Prosecutors in Georgia have launched an investigation into Donald Trump’s efforts to overturn the state's 2020 election results, including a phone call with the state's top elections official in which the former president asked to "find" enough votes to declare he won Georgia.
Driving the news: The Fulton County District Attorney's office on Wednesday sent letters to a number of state officials — including Secretary of State Brad Raffensperger, who was on the other end of the call — asking them to preserve any documents related to Trump's efforts, DA spokesperson Jeff DiSantis confirmed.
The made-through-TV impeachment presentation delivered by House managers presented a gripping narrative for the public but the rambling, legalistic rebuttal Donald Trump's attorneys presented won Tuesday with the pivotal Senate jurors.
Why it matters: The House managers are playing the outside game; they know it's a long shot their prosecution will alter the final result, so they're trying to shift public opinion. Trump's defense is playing an inside game — they're doing just enough to sustain the votes needed to acquit the former president.
The impeachment trial for former President Trump kicked off in the Senate on Tuesday, beginning with debate over the constitutionality of the House prosecuting a president who has already left office.
The bottom line: After four hours of arguments by each side, the Senate affirmed by a vote of 56-44 that it is constitutional to try a former president.
Officials have heightened security at the U.S. Capitol ahead of the second impeachment trial of former President Trump this week, as Washington, D.C. still reels from the violent insurrection at the building on Jan. 6.

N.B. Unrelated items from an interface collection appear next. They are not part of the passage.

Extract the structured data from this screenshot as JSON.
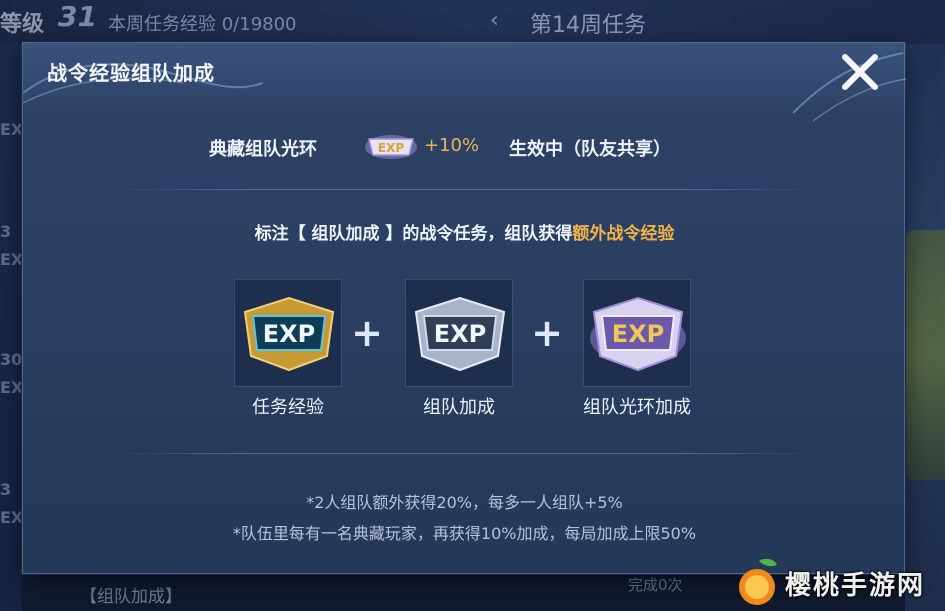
{
  "background": {
    "level_label": "等级",
    "level_value": "31",
    "weekly_exp": "本周任务经验 0/19800",
    "back_arrow": "chevron-left-icon",
    "week_title": "第14周任务",
    "left_labels": [
      "EX",
      "3",
      "EX",
      "30",
      "EX",
      "3",
      "EX"
    ],
    "bottom_task": "【组队加成】",
    "bottom_done": "完成0次"
  },
  "dialog": {
    "title": "战令经验组队加成",
    "close_icon": "close-icon",
    "aura": {
      "label": "典藏组队光环",
      "badge_text": "EXP",
      "percent": "+10%",
      "status": "生效中（队友共享）"
    },
    "description": {
      "prefix": "标注【 组队加成 】的战令任务，组队获得",
      "highlight": "额外战令经验"
    },
    "cards": [
      {
        "badge": "EXP",
        "label": "任务经验"
      },
      {
        "badge": "EXP",
        "label": "组队加成"
      },
      {
        "badge": "EXP",
        "label": "组队光环加成"
      }
    ],
    "plus_sign": "+",
    "notes": [
      "*2人组队额外获得20%，每多一人组队+5%",
      "*队伍里每有一名典藏玩家，再获得10%加成，每局加成上限50%"
    ]
  },
  "watermark": {
    "text": "樱桃手游网"
  },
  "colors": {
    "highlight": "#f2b44a",
    "percent": "#e9b45c",
    "dialog_bg": "#2a3f62"
  }
}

Why it matters: The pro-Trump riots that resulted in five deaths and the invasion of congressional chambers in January revealed major security flaws at the Capitol, which Capitol Police have attributed to several factors, including lack of manpower and delayed calls for backup.